====== Records provided

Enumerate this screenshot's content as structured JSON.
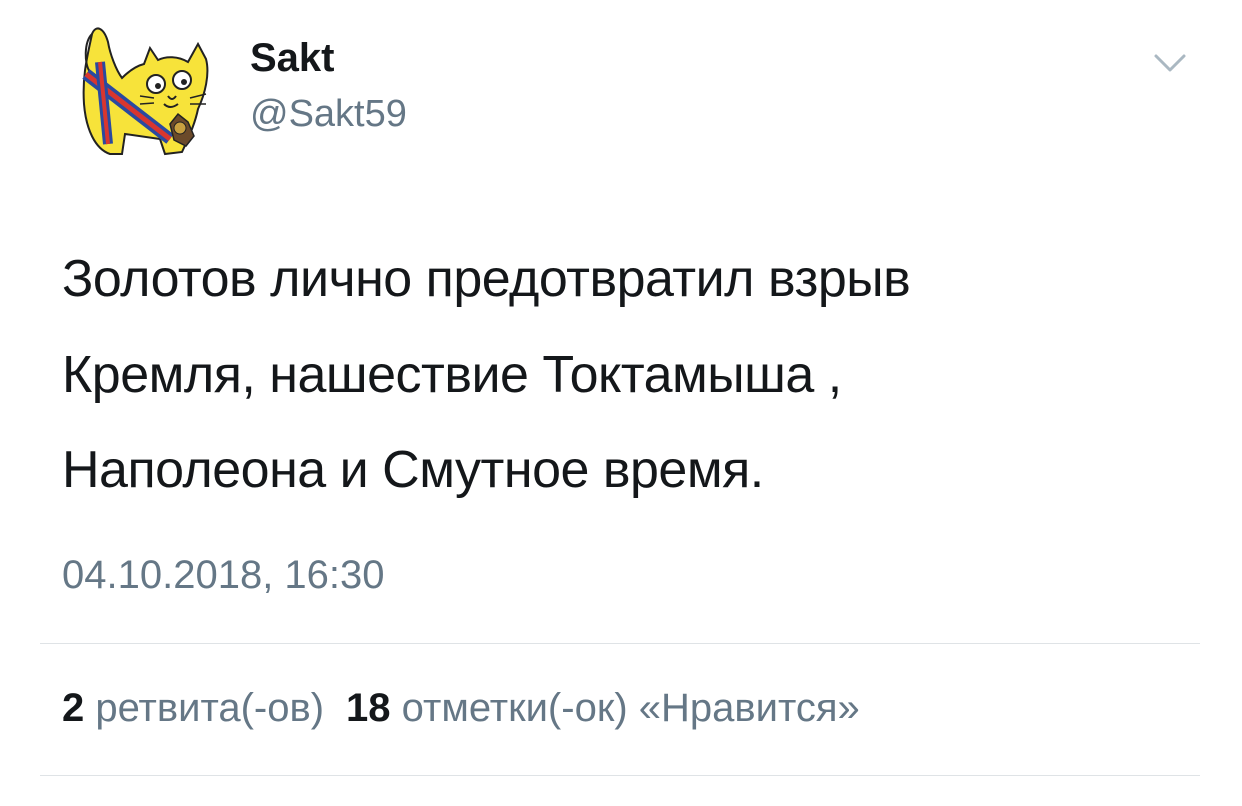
{
  "author": {
    "name": "Sakt",
    "handle": "@Sakt59",
    "avatar_icon": "yellow-cat-avatar-icon"
  },
  "menu_icon": "chevron-down-icon",
  "tweet": {
    "lines": [
      "Золотов лично предотвратил взрыв",
      "Кремля, нашествие Токтамыша ,",
      "Наполеона и Смутное время."
    ],
    "timestamp": "04.10.2018, 16:30"
  },
  "stats": {
    "retweets_count": "2",
    "retweets_label": "ретвита(-ов)",
    "likes_count": "18",
    "likes_label": "отметки(-ок) «Нравится»"
  },
  "colors": {
    "text_primary": "#14171a",
    "text_secondary": "#657786",
    "divider": "#dfe3e6",
    "avatar_yellow": "#f7e33a",
    "avatar_stripe_red": "#d8362f",
    "avatar_stripe_blue": "#2a4aa0"
  }
}
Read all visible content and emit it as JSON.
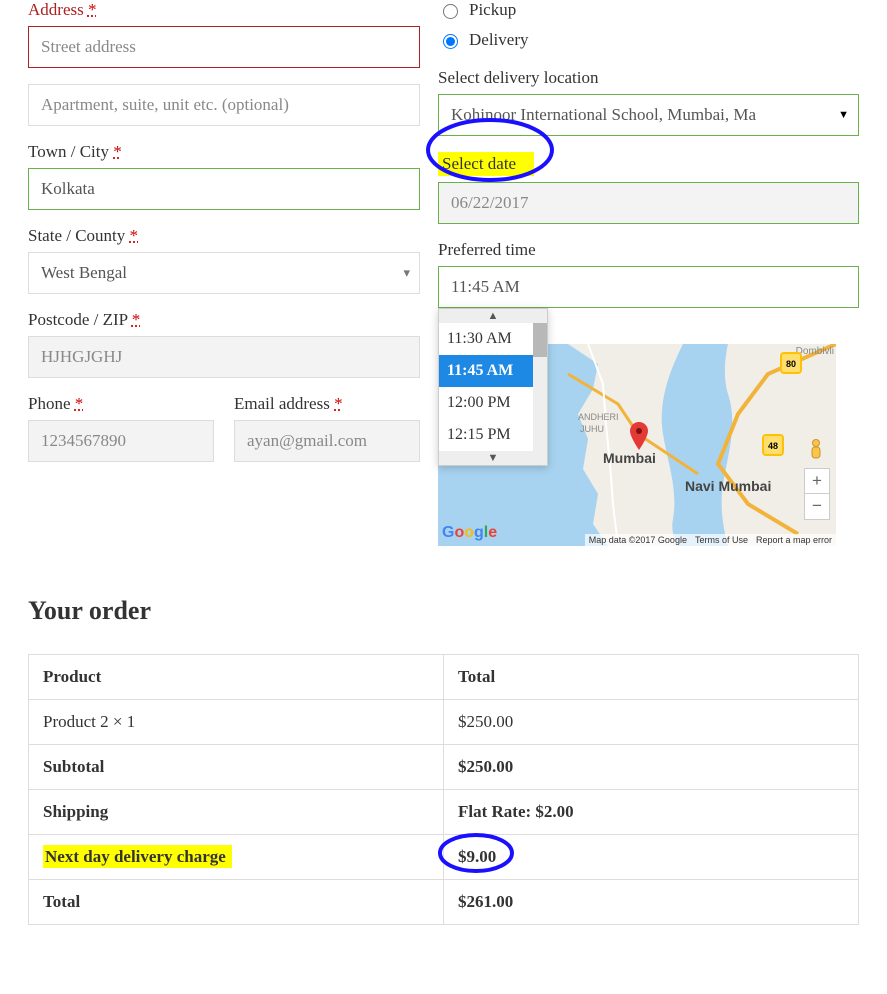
{
  "billing": {
    "address_label": "Address",
    "street_placeholder": "Street address",
    "apt_placeholder": "Apartment, suite, unit etc. (optional)",
    "city_label": "Town / City",
    "city_value": "Kolkata",
    "state_label": "State / County",
    "state_value": "West Bengal",
    "postcode_label": "Postcode / ZIP",
    "postcode_value": "HJHGJGHJ",
    "phone_label": "Phone",
    "phone_value": "1234567890",
    "email_label": "Email address",
    "email_value": "ayan@gmail.com",
    "required": "*"
  },
  "delivery": {
    "pickup_label": "Pickup",
    "delivery_label": "Delivery",
    "method_selected": "delivery",
    "loc_label": "Select delivery location",
    "loc_value": "Kohinoor International School, Mumbai, Ma",
    "date_label": "Select date",
    "date_value": "06/22/2017",
    "time_label": "Preferred time",
    "time_value": "11:45 AM",
    "time_options": [
      "11:30 AM",
      "11:45 AM",
      "12:00 PM",
      "12:15 PM"
    ]
  },
  "map": {
    "city1": "Mumbai",
    "city2": "Navi Mumbai",
    "sub1": "ANDHERI",
    "sub2": "JUHU",
    "sub3": "Dombivli",
    "route1": "80",
    "route2": "48",
    "logo": [
      "G",
      "o",
      "o",
      "g",
      "l",
      "e"
    ],
    "attr": "Map data ©2017 Google",
    "terms": "Terms of Use",
    "report": "Report a map error",
    "zoom_in": "+",
    "zoom_out": "−"
  },
  "order": {
    "heading": "Your order",
    "col_product": "Product",
    "col_total": "Total",
    "rows": [
      {
        "label": "Product 2  × 1",
        "value": "$250.00",
        "label_bold": false,
        "value_bold": false,
        "highlight_label": false,
        "circle_value": false
      },
      {
        "label": "Subtotal",
        "value": "$250.00",
        "label_bold": true,
        "value_bold": true,
        "highlight_label": false,
        "circle_value": false
      },
      {
        "label": "Shipping",
        "value": "Flat Rate: $2.00",
        "label_bold": true,
        "value_bold": true,
        "highlight_label": false,
        "circle_value": false
      },
      {
        "label": "Next day delivery charge",
        "value": "$9.00",
        "label_bold": true,
        "value_bold": true,
        "highlight_label": true,
        "circle_value": true
      },
      {
        "label": "Total",
        "value": "$261.00",
        "label_bold": true,
        "value_bold": true,
        "highlight_label": false,
        "circle_value": false
      }
    ]
  }
}
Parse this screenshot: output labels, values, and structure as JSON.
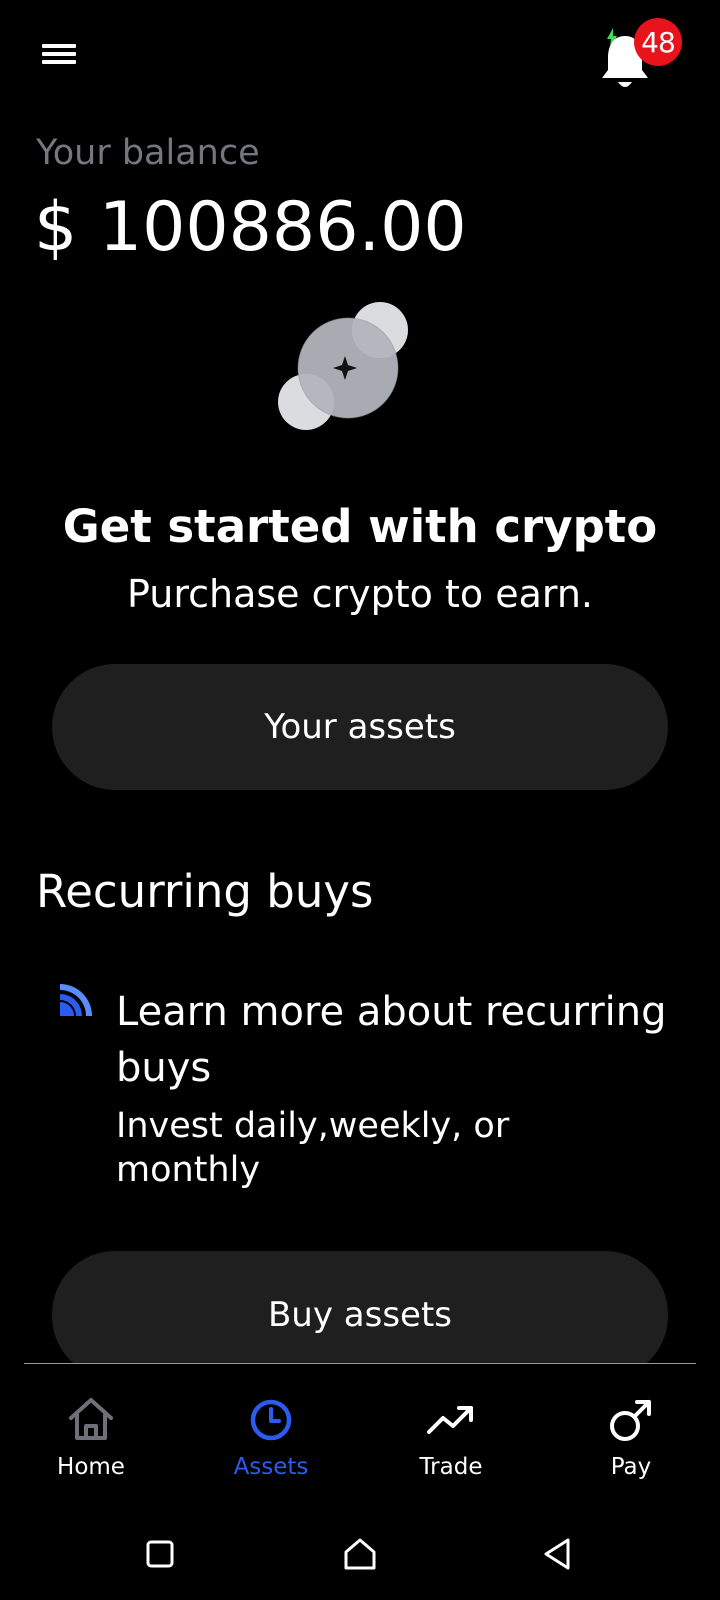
{
  "header": {
    "menu_icon": "menu-icon",
    "bell_icon": "bell-icon",
    "notification_count": "48"
  },
  "balance": {
    "label": "Your balance",
    "amount": "$ 100886.00"
  },
  "empty_state": {
    "illustration": "coins-illustration",
    "title": "Get started with crypto",
    "subtitle": "Purchase crypto to earn."
  },
  "buttons": {
    "your_assets": "Your assets",
    "buy_assets": "Buy assets"
  },
  "recurring": {
    "section_title": "Recurring buys",
    "icon": "wifi-icon",
    "learn_title": "Learn more about recurring buys",
    "learn_subtitle": "Invest daily,weekly, or monthly"
  },
  "bottom_nav": {
    "active": "Assets",
    "items": [
      {
        "label": "Home",
        "icon": "home-icon"
      },
      {
        "label": "Assets",
        "icon": "clock-icon"
      },
      {
        "label": "Trade",
        "icon": "trending-up-icon"
      },
      {
        "label": "Pay",
        "icon": "pay-icon"
      }
    ]
  },
  "colors": {
    "background": "#000000",
    "card": "#1f1f1f",
    "accent": "#2a5cf0",
    "badge": "#e8131b",
    "muted_text": "#74777f"
  }
}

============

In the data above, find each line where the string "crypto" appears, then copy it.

● Reply
    "title": "Get started with crypto",
    "subtitle": "Purchase crypto to earn."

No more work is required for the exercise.